At some time in your life you may want to buy a home, refinance your home for a lower interest rate, or obtain a home equity line of credit. These types of loans will benefit you most when you have a high credit score. The higher your score the higher your rating by the lender, and the lower your interest rate will be.

A, B, C, D equals excellent, good, bad, and too risky for business. You want the A rating. You’ll save hundreds of dollars a month, thousands of dollars a year, and in some cases hundreds of thousands of dollars in your lifetime.

Rewards, points, and bonuses – OH MY!

Remember to look and compare the types of rewards and bonuses that are offered by the wide variety of credit card companies. These include rewards that you may not have been aware of until today. You won’t know until you make the call and see what is available.

Plan Ahead For the Win

Planning takes time and most people have difficulty finding that time, but that is no excuse. You’ve learned far too much now to be lazy and miss out on the benefits of becoming a responsible borrower. After reading about how and why you want to build your credit so you can obtain a high credit score, what will you do next?

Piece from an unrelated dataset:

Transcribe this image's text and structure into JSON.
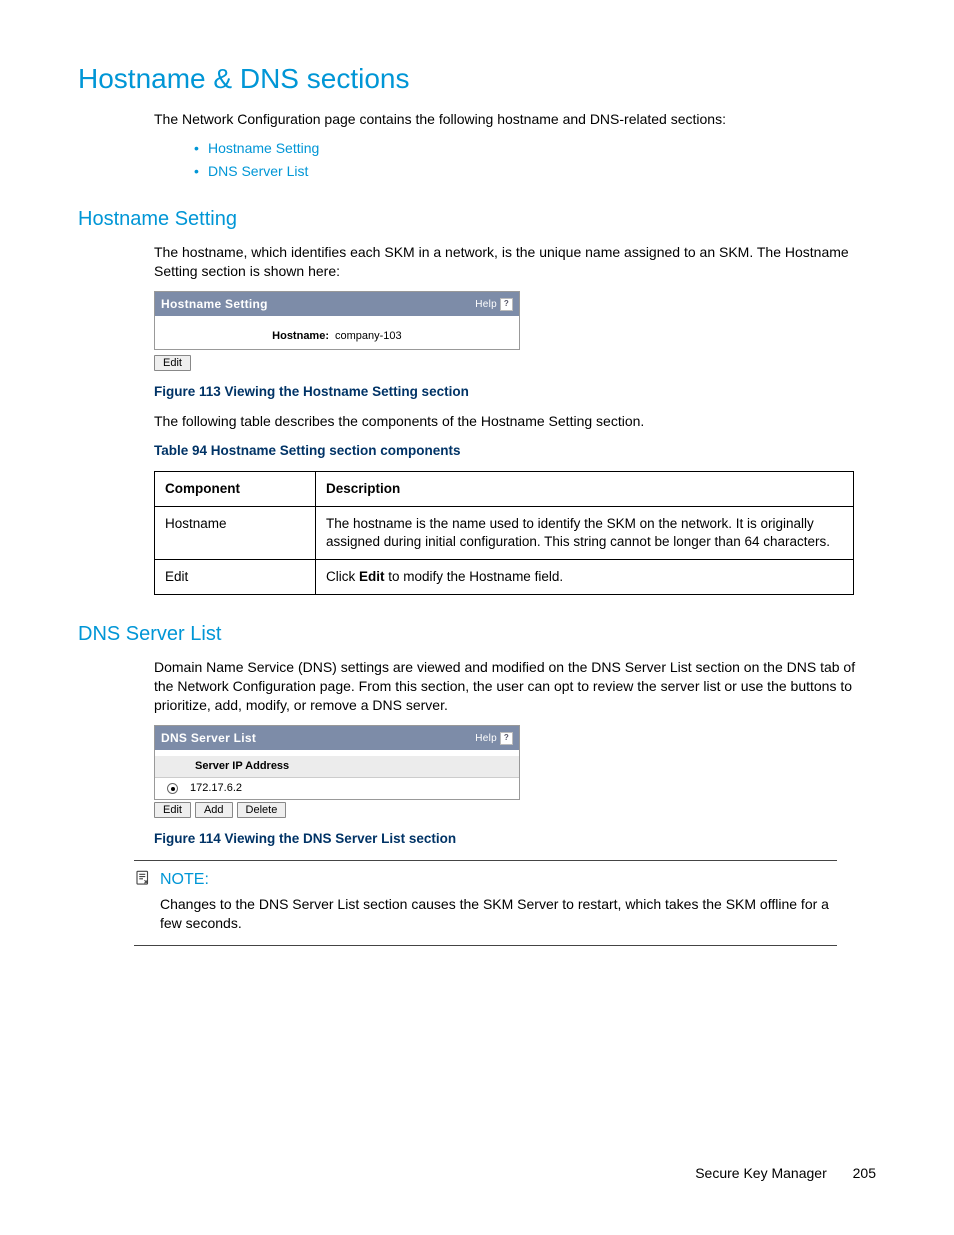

PLAN AHEAD – Worthy of a Recap

#1 Decide how much credit you will allow yourself to spend based on what you can afford to manage. Be sure to include the possibility of a job loss. What will happen if you are sick and/or unable to work for a week, a month, or several months? How will you manage your credit debt should this happen to you?

The amount of credit you borrow should not put a strain on your budget. If you borrow money on your credit card be sure you can pay all of it back at the end of the month.

If possible never use your credit card with the idea that you can afford to make the minimum payments. This can extend your debt by years.

#2 Do your homework. Research to find the best credit card company with the rewards that match your needs, not theirs.

In the next lesson we’ll be covering why it is beneficial to have at least one checking and one savings account. Most people have a checking account to manage the money they are using on a day to day basis. However, if you have yet to discover the advantages of having a savings account, the next section will motivate you to do so. You might also be convinced that online banking is the best solution for you.

Learn More About Credit Cards and Managing Your Credit Below: